#### [WORK INSTRUCTIONS]
Wherever a line in the material contains the word "index", copy that line.

= Beginning of Section =

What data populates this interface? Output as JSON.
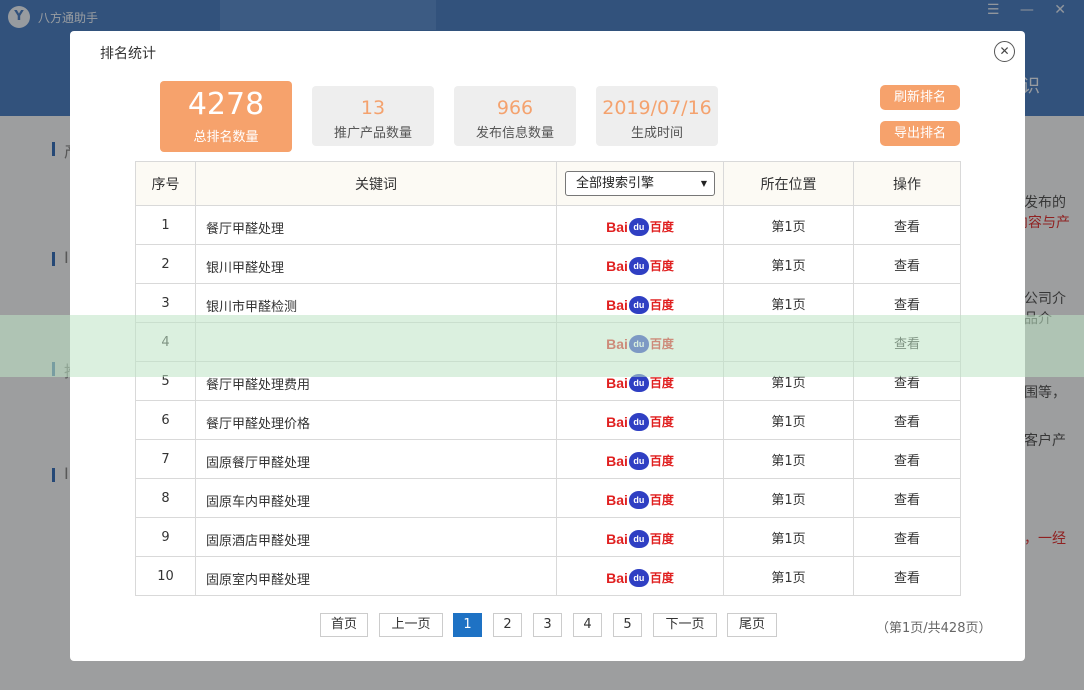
{
  "app": {
    "logo_glyph": "Y",
    "title": "八方通助手",
    "window_controls": "☰ —  ✕",
    "nav_right_text": "识"
  },
  "background": {
    "left_snippets": [
      "产",
      "I",
      "推",
      "I"
    ],
    "right_snippets": [
      {
        "text": "发布的",
        "red": false
      },
      {
        "text": "内容与产",
        "red": true
      },
      {
        "text": "公司介",
        "red": false
      },
      {
        "text": "品介",
        "red": false
      },
      {
        "text": "围等，",
        "red": false
      },
      {
        "text": "客户产",
        "red": false
      },
      {
        "text": "，一经",
        "red": true
      }
    ]
  },
  "modal": {
    "title": "排名统计",
    "close_glyph": "✕",
    "stats": [
      {
        "value": "4278",
        "label": "总排名数量"
      },
      {
        "value": "13",
        "label": "推广产品数量"
      },
      {
        "value": "966",
        "label": "发布信息数量"
      },
      {
        "value": "2019/07/16",
        "label": "生成时间"
      }
    ],
    "buttons": {
      "refresh": "刷新排名",
      "export": "导出排名"
    }
  },
  "table": {
    "headers": {
      "index": "序号",
      "keyword": "关键词",
      "position": "所在位置",
      "action": "操作"
    },
    "engine_select": "全部搜索引擎",
    "engine_logo": {
      "bai": "Bai",
      "du": "du",
      "cn": "百度"
    },
    "rows": [
      {
        "index": "1",
        "keyword": "餐厅甲醛处理",
        "position": "第1页",
        "action": "查看"
      },
      {
        "index": "2",
        "keyword": "银川甲醛处理",
        "position": "第1页",
        "action": "查看"
      },
      {
        "index": "3",
        "keyword": "银川市甲醛检测",
        "position": "第1页",
        "action": "查看"
      },
      {
        "index": "4",
        "keyword": "",
        "position": "",
        "action": "查看"
      },
      {
        "index": "5",
        "keyword": "餐厅甲醛处理费用",
        "position": "第1页",
        "action": "查看"
      },
      {
        "index": "6",
        "keyword": "餐厅甲醛处理价格",
        "position": "第1页",
        "action": "查看"
      },
      {
        "index": "7",
        "keyword": "固原餐厅甲醛处理",
        "position": "第1页",
        "action": "查看"
      },
      {
        "index": "8",
        "keyword": "固原车内甲醛处理",
        "position": "第1页",
        "action": "查看"
      },
      {
        "index": "9",
        "keyword": "固原酒店甲醛处理",
        "position": "第1页",
        "action": "查看"
      },
      {
        "index": "10",
        "keyword": "固原室内甲醛处理",
        "position": "第1页",
        "action": "查看"
      }
    ]
  },
  "pagination": {
    "first": "首页",
    "prev": "上一页",
    "pages": [
      "1",
      "2",
      "3",
      "4",
      "5"
    ],
    "active_page": "1",
    "next": "下一页",
    "last": "尾页",
    "info": "（第1页/共428页）"
  },
  "colors": {
    "accent_orange": "#f6a26c",
    "primary_blue": "#1e72c4",
    "titlebar_blue": "#4d7fbf"
  }
}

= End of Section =

#### [RESPONSE TO THIS TASK]
      "index": "序号",
        "index": "1",
        "index": "2",
        "index": "3",
        "index": "4",
        "index": "5",
        "index": "6",
        "index": "7",
        "index": "8",
        "index": "9",
        "index": "10",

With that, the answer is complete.